At dinner – which had no soup, nice salads (including dolmades for the first time in Greece) but awful main course (dried out food, luke warm – I think it had been sitting waiting for us for a couple of hours) and a choice of only two desserts – Ian, who had been here before, told us that we should not miss the view of the Acropolis from the roof of the hotel “There’s a bar up there too”, he said. So after dinner I got in the lift and noticed that above the 10th floor was “OG – Olive Garden”. It turns out that the Olive Garden (in which I could smoke my pipe) was not an outside area with trees in it on the ground floor but the name of the rooftop bar and restaurant. The bar area was quite full of people drinking and smoking, and was terribly overheated (as in fact the whole hotel is). I ordered a cup of coffee (the purchase price for the hour of free internet on my iPhone) and asked whether I could sit outside in the cooler air. The waitress looked at me as if I were mad – no, she said, we do not serve outside in winter – it is much too cold. Not half as cold as where I’ve just come from, I thought. I cannot quite understand why, when they have the most magnificent panoramic view of the city from their rooftop, including the Acropolis all lit up like a Christmas tree, they would not at least have a few tables and chairs out for those who wished to use them. But no, all the metal chairs were stacked up in a corner without their cushions, and no tables. So I took my coffee inside, and then went outside to enjoy the fresh air and the view.

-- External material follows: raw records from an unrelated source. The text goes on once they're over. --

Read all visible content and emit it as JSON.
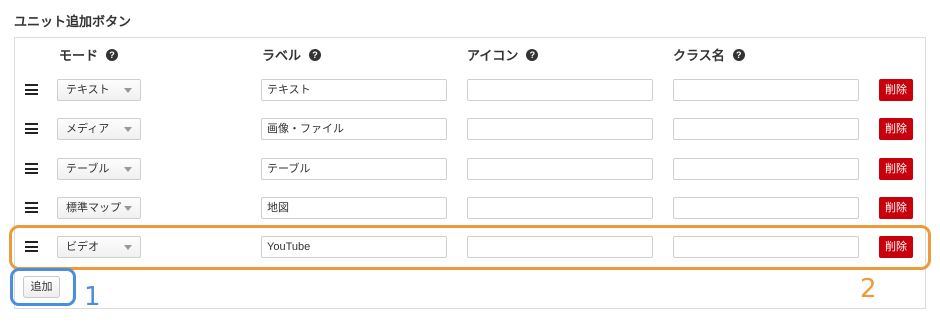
{
  "section_title": "ユニット追加ボタン",
  "columns": {
    "mode": "モード",
    "label": "ラベル",
    "icon": "アイコン",
    "class_name": "クラス名",
    "help_glyph": "?"
  },
  "rows": [
    {
      "mode": "テキスト",
      "label": "テキスト",
      "icon": "",
      "class_name": "",
      "delete": "削除"
    },
    {
      "mode": "メディア",
      "label": "画像・ファイル",
      "icon": "",
      "class_name": "",
      "delete": "削除"
    },
    {
      "mode": "テーブル",
      "label": "テーブル",
      "icon": "",
      "class_name": "",
      "delete": "削除"
    },
    {
      "mode": "標準マップ",
      "label": "地図",
      "icon": "",
      "class_name": "",
      "delete": "削除"
    },
    {
      "mode": "ビデオ",
      "label": "YouTube",
      "icon": "",
      "class_name": "",
      "delete": "削除"
    }
  ],
  "add_button_label": "追加",
  "annotations": {
    "marker_1": "1",
    "marker_2": "2",
    "marker_1_color": "#4a8ee0",
    "marker_2_color": "#ec9a3a"
  },
  "colors": {
    "delete_button": "#c8000b"
  },
  "icons": {
    "drag_handle": "hamburger-icon",
    "help": "question-circle-icon",
    "select_caret": "caret-down-icon"
  }
}
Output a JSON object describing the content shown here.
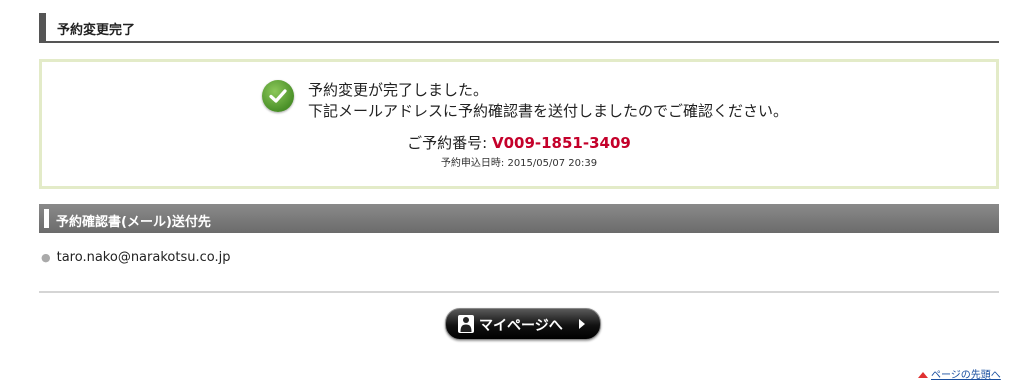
{
  "page": {
    "heading": "予約変更完了"
  },
  "confirmation": {
    "icon": "checkmark-icon",
    "accent_color": "#5aa332",
    "message_line1": "予約変更が完了しました。",
    "message_line2": "下記メールアドレスに予約確認書を送付しましたのでご確認ください。",
    "booking_label": "ご予約番号: ",
    "booking_number": "V009-1851-3409",
    "applied_at": "予約申込日時: 2015/05/07 20:39"
  },
  "recipient_section": {
    "heading": "予約確認書(メール)送付先",
    "emails": [
      "taro.nako@narakotsu.co.jp"
    ]
  },
  "actions": {
    "mypage_label": "マイページへ",
    "mypage_icon": "person-icon",
    "back_to_top_label": "ページの先頭へ",
    "back_to_top_icon": "arrow-up-icon"
  }
}
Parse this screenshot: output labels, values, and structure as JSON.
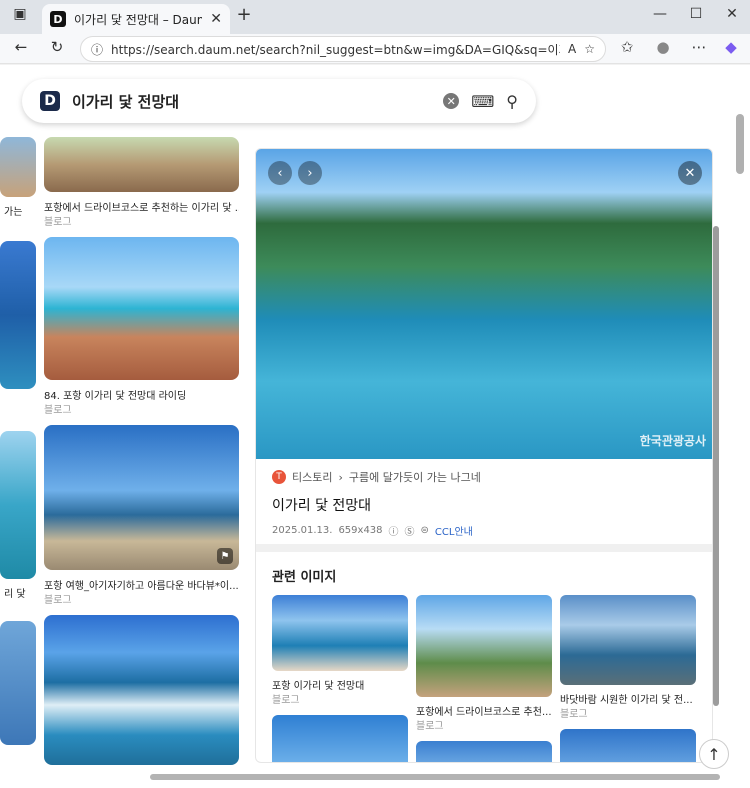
{
  "tab": {
    "title": "이가리 닻 전망대 – Daum 검색",
    "favicon": "D"
  },
  "url": "https://search.daum.net/search?nil_suggest=btn&w=img&DA=GIQ&sq=이가리&o=...",
  "search": {
    "query": "이가리 닻 전망대",
    "logo": "D"
  },
  "grid": {
    "items": [
      {
        "caption": "포항에서 드라이브코스로 추천하는 이가리 닻 ...",
        "source": "블로그"
      },
      {
        "caption": "84. 포항 이가리 닻 전망대 라이딩",
        "source": "블로그"
      },
      {
        "caption": "포항 여행_아기자기하고 아름다운 바다뷰*이...",
        "source": "블로그"
      }
    ],
    "left_partial": {
      "caption_a": "가는",
      "source_a": "",
      "caption_b": "리 닻",
      "source_b": ""
    }
  },
  "detail": {
    "source_name": "티스토리",
    "source_path": "구름에 달가듯이 가는 나그네",
    "title": "이가리 닻 전망대",
    "date": "2025.01.13.",
    "size": "659x438",
    "license": "CCL안내",
    "watermark": "한국관광공사"
  },
  "related": {
    "heading": "관련 이미지",
    "items": [
      {
        "caption": "포항 이가리 닻 전망대",
        "source": "블로그"
      },
      {
        "caption": "포항에서 드라이브코스로 추천...",
        "source": "블로그"
      },
      {
        "caption": "바닷바람 시원한 이가리 닻 전...",
        "source": "블로그"
      }
    ]
  },
  "colors": {
    "accent": "#2a63c7",
    "brand": "#1b2a4a"
  }
}
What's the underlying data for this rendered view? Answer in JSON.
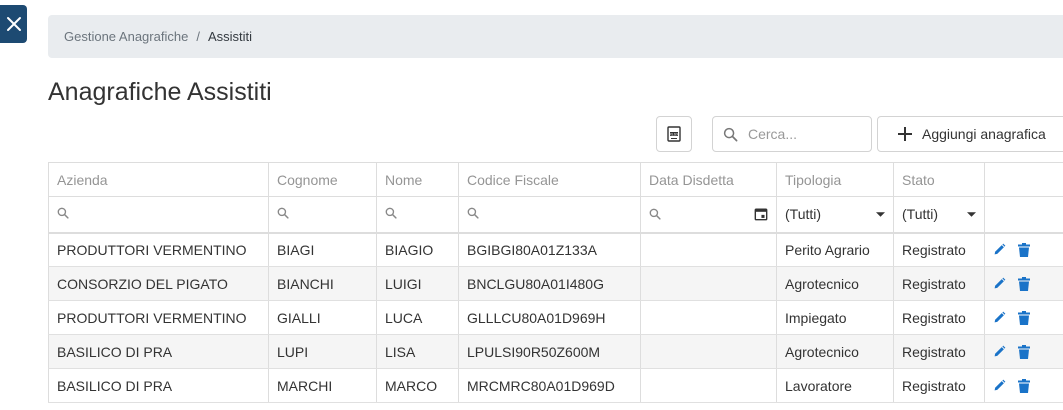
{
  "breadcrumb": {
    "parent": "Gestione Anagrafiche",
    "separator": "/",
    "current": "Assistiti"
  },
  "page": {
    "title": "Anagrafiche Assistiti"
  },
  "toolbar": {
    "export_icon": "xlsx-export-icon",
    "search_placeholder": "Cerca...",
    "add_label": "Aggiungi anagrafica"
  },
  "table": {
    "columns": [
      "Azienda",
      "Cognome",
      "Nome",
      "Codice Fiscale",
      "Data Disdetta",
      "Tipologia",
      "Stato",
      ""
    ],
    "filters": {
      "tipologia": "(Tutti)",
      "stato": "(Tutti)"
    },
    "rows": [
      {
        "azienda": "PRODUTTORI VERMENTINO",
        "cognome": "BIAGI",
        "nome": "BIAGIO",
        "codice_fiscale": "BGIBGI80A01Z133A",
        "data_disdetta": "",
        "tipologia": "Perito Agrario",
        "stato": "Registrato"
      },
      {
        "azienda": "CONSORZIO DEL PIGATO",
        "cognome": "BIANCHI",
        "nome": "LUIGI",
        "codice_fiscale": "BNCLGU80A01I480G",
        "data_disdetta": "",
        "tipologia": "Agrotecnico",
        "stato": "Registrato"
      },
      {
        "azienda": "PRODUTTORI VERMENTINO",
        "cognome": "GIALLI",
        "nome": "LUCA",
        "codice_fiscale": "GLLLCU80A01D969H",
        "data_disdetta": "",
        "tipologia": "Impiegato",
        "stato": "Registrato"
      },
      {
        "azienda": "BASILICO DI PRA",
        "cognome": "LUPI",
        "nome": "LISA",
        "codice_fiscale": "LPULSI90R50Z600M",
        "data_disdetta": "",
        "tipologia": "Agrotecnico",
        "stato": "Registrato"
      },
      {
        "azienda": "BASILICO DI PRA",
        "cognome": "MARCHI",
        "nome": "MARCO",
        "codice_fiscale": "MRCMRC80A01D969D",
        "data_disdetta": "",
        "tipologia": "Lavoratore",
        "stato": "Registrato"
      }
    ]
  },
  "colors": {
    "close_bg": "#1d4a72",
    "breadcrumb_bg": "#e9ecef",
    "action_icon": "#1a73c8"
  }
}
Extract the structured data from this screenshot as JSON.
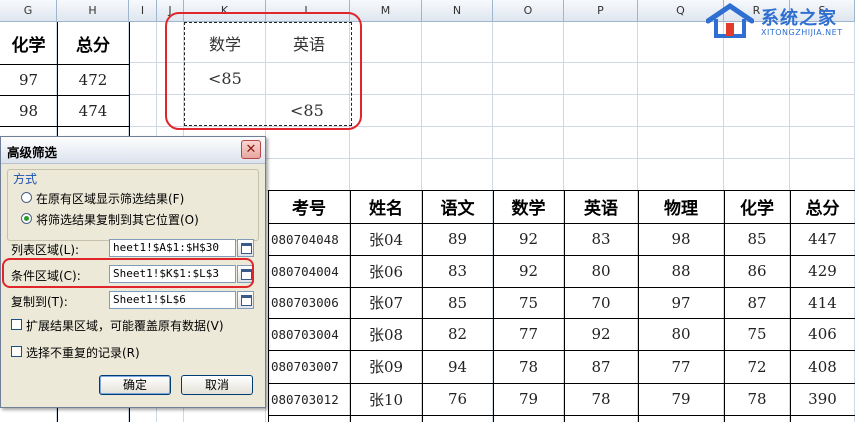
{
  "columns": [
    "G",
    "H",
    "I",
    "J",
    "K",
    "L",
    "M",
    "N",
    "O",
    "P",
    "Q",
    "R",
    "S"
  ],
  "left_table": {
    "headers": [
      "化学",
      "总分"
    ],
    "rows": [
      [
        "97",
        "472"
      ],
      [
        "98",
        "474"
      ]
    ]
  },
  "criteria": {
    "headers": [
      "数学",
      "英语"
    ],
    "row1": [
      "<85",
      ""
    ],
    "row2": [
      "",
      "<85"
    ]
  },
  "result_table": {
    "headers": [
      "考号",
      "姓名",
      "语文",
      "数学",
      "英语",
      "物理",
      "化学",
      "总分"
    ],
    "rows": [
      [
        "080704048",
        "张04",
        "89",
        "92",
        "83",
        "98",
        "85",
        "447"
      ],
      [
        "080704004",
        "张06",
        "83",
        "92",
        "80",
        "88",
        "86",
        "429"
      ],
      [
        "080703006",
        "张07",
        "85",
        "75",
        "70",
        "97",
        "87",
        "414"
      ],
      [
        "080703004",
        "张08",
        "82",
        "77",
        "92",
        "80",
        "75",
        "406"
      ],
      [
        "080703007",
        "张09",
        "94",
        "78",
        "87",
        "77",
        "72",
        "408"
      ],
      [
        "080703012",
        "张10",
        "76",
        "79",
        "78",
        "79",
        "78",
        "390"
      ]
    ]
  },
  "dialog": {
    "title": "高级筛选",
    "close": "✕",
    "mode_label": "方式",
    "option_in_place": "在原有区域显示筛选结果(F)",
    "option_copy": "将筛选结果复制到其它位置(O)",
    "list_range_label": "列表区域(L):",
    "list_range_value": "heet1!$A$1:$H$30",
    "criteria_range_label": "条件区域(C):",
    "criteria_range_value": "Sheet1!$K$1:$L$3",
    "copy_to_label": "复制到(T):",
    "copy_to_value": "Sheet1!$L$6",
    "expand_label": "扩展结果区域，可能覆盖原有数据(V)",
    "unique_label": "选择不重复的记录(R)",
    "ok": "确定",
    "cancel": "取消"
  },
  "watermark": {
    "brand": "系统之家",
    "url": "XITONGZHIJIA.NET"
  },
  "colors": {
    "highlight_red": "#e0262b",
    "dialog_bg": "#ece9d8",
    "grid": "#d0d7e5",
    "header_bg": "#dfe6ef"
  }
}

I also took the opportunity to Skype home. As Rosemary has said, we are all now looking towards home, even though we have a whole city to still explore. As we hit our thirtieth day on the tour, I am especially looking forward to returning home. Adjusting will be difficult, however, as we have now got firmly into the rhythm of travelling and living out of a suitcase. Most of us are planning to go back to work on the 21st and making that our last day before returning to full time work in the new year. I do need to go into the office at least once before Christmas, but I am regretting having to do this, as I would have liked the time just to get used to being home before Christmas hits us.